* **EXERCISE INSTRUCTIONS**:
If a line of the data below holds the word "your", list it.

-- Opening Marker --

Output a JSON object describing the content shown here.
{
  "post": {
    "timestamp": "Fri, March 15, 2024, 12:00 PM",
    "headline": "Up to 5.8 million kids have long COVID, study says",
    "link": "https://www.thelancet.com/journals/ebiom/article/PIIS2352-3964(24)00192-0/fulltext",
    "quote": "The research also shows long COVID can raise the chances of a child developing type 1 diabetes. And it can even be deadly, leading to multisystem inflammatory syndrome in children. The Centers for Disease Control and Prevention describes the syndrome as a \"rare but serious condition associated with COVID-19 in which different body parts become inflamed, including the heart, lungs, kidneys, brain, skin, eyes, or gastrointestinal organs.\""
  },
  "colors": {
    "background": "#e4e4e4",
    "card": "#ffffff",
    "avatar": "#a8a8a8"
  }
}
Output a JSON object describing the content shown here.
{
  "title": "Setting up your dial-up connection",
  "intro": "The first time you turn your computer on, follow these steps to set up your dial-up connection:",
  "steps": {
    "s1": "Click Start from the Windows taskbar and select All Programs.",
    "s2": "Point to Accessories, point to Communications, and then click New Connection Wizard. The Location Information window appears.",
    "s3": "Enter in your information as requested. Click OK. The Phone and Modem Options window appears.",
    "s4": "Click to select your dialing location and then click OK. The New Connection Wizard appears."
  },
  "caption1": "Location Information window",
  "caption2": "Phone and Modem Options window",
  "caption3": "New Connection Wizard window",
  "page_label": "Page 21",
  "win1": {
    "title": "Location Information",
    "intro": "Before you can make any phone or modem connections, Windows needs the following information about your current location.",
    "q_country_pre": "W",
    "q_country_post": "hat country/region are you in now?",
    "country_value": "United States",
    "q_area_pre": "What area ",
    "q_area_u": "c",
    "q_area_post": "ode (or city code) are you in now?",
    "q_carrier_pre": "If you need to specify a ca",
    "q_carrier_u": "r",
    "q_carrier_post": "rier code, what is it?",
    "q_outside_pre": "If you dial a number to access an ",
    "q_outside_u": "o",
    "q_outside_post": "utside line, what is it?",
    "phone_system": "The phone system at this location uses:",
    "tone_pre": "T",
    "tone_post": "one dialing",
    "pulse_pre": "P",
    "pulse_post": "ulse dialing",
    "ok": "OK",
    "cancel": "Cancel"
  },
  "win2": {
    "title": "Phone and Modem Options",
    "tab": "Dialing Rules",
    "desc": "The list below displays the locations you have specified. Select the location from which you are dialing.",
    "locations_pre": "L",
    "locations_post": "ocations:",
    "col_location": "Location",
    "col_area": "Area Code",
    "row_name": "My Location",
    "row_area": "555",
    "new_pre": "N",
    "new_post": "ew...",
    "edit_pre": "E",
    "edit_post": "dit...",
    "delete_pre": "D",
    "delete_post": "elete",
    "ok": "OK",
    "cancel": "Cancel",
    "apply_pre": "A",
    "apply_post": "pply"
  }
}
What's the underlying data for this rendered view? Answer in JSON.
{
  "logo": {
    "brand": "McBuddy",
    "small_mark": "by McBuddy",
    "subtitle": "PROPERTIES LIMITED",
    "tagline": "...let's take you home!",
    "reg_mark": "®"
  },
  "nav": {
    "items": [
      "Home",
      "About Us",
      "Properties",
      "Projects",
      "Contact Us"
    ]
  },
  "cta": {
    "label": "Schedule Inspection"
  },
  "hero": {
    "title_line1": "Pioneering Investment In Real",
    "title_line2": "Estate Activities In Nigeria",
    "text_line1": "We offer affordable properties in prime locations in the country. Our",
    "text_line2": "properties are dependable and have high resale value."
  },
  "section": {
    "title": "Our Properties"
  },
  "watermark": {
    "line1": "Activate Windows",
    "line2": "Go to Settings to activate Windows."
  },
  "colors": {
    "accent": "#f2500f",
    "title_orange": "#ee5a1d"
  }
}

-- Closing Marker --

* **ANSWER BOX**:
  "title": "Setting up your dial-up connection",
  "intro": "The first time you turn your computer on, follow these steps to set up your dial-up connection:",
    "s3": "Enter in your information as requested. Click OK. The Phone and Modem Options window appears.",
    "s4": "Click to select your dialing location and then click OK. The New Connection Wizard appears."
    "intro": "Before you can make any phone or modem connections, Windows needs the following information about your current location.",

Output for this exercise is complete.